When used properly, Twitter can be a great link between fans and their heroes, and provides the football-loving public with the chance to get a glimpse into the real lives of players who are usually difficult to communicate with, and often seen as living in their own bubble.
But it is no place for a bitter attack on the game's governing body - something Cole has apologised "unreservedly" for and blamed on a hasty 'heat of the moment' reaction.
He is not the first player to get himself into trouble using Twitter - or Facebook, for that matter - so how long before managers decide to call time on allowing their players to use it?
Surely, footballers cannot be that detached from reality to think what they tweet will not get publicised in the sport updates.

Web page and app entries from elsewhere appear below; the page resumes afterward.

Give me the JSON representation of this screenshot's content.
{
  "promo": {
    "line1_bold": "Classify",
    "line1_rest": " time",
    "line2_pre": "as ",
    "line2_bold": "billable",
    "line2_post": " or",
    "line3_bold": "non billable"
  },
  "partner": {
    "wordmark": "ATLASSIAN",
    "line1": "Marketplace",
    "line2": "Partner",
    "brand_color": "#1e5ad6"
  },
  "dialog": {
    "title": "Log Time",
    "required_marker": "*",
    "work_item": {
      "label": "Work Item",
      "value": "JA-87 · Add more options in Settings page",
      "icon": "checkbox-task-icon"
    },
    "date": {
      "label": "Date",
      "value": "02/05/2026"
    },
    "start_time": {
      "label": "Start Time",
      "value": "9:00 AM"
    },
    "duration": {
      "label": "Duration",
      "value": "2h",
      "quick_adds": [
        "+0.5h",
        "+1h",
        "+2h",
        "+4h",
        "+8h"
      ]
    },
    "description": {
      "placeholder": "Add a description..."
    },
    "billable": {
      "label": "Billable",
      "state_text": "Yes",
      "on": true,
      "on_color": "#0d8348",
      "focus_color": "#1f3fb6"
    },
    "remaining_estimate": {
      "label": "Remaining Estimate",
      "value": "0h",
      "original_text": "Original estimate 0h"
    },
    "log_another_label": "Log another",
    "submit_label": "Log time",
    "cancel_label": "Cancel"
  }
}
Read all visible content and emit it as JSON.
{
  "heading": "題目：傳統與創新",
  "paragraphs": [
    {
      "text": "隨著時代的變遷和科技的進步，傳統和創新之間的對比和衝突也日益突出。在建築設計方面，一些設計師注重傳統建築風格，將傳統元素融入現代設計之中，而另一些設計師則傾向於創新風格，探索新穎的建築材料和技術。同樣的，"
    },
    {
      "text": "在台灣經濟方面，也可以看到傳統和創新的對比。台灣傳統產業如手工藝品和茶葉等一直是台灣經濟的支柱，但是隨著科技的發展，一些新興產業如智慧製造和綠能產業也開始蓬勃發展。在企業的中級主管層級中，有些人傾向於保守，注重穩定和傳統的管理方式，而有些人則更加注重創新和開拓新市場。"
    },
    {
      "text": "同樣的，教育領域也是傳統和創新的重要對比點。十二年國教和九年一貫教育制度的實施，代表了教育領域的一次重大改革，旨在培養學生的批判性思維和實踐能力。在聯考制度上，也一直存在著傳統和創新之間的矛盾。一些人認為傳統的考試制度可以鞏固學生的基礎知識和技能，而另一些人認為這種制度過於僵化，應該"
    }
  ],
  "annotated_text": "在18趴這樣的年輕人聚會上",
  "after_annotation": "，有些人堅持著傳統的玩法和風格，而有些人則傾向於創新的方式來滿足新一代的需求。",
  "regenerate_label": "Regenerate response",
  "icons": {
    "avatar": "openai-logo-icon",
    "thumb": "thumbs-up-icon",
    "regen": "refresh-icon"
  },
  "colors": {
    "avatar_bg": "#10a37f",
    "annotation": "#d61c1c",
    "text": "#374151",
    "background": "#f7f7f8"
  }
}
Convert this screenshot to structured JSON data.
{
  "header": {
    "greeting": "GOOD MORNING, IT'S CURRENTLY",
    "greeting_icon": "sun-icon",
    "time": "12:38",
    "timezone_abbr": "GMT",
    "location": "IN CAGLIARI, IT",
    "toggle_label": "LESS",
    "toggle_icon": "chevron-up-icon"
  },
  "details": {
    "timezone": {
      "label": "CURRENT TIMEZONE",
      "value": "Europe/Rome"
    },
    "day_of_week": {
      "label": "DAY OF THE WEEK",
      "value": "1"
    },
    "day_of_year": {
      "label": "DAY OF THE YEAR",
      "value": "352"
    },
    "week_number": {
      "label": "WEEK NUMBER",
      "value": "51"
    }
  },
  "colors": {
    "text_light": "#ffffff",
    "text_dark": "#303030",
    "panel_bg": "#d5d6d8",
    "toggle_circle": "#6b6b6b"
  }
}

At Premier League teams at least, there must be some form of media training nowadays that warns players of the pitfalls of using social media in such a way that it could land them in trouble legally and, even worse, threaten their position at a club?
If Cole had said what he tweeted in an interview with a television, radio, or newspaper journalist it would have caused a huge storm but players need to realise that in today's technologically-advanced world, what opinions they offer online for public consumption are no different.
Cole may well escape with a fine but he is unlikely to receive much congratulations if he wins his 100th England cap later this month - especially not from the FA.
Some fans making Premier League predictions will welcome players giving their true opinion on Twitter but, when they start getting unnecessarily abusive, a line has been crossed.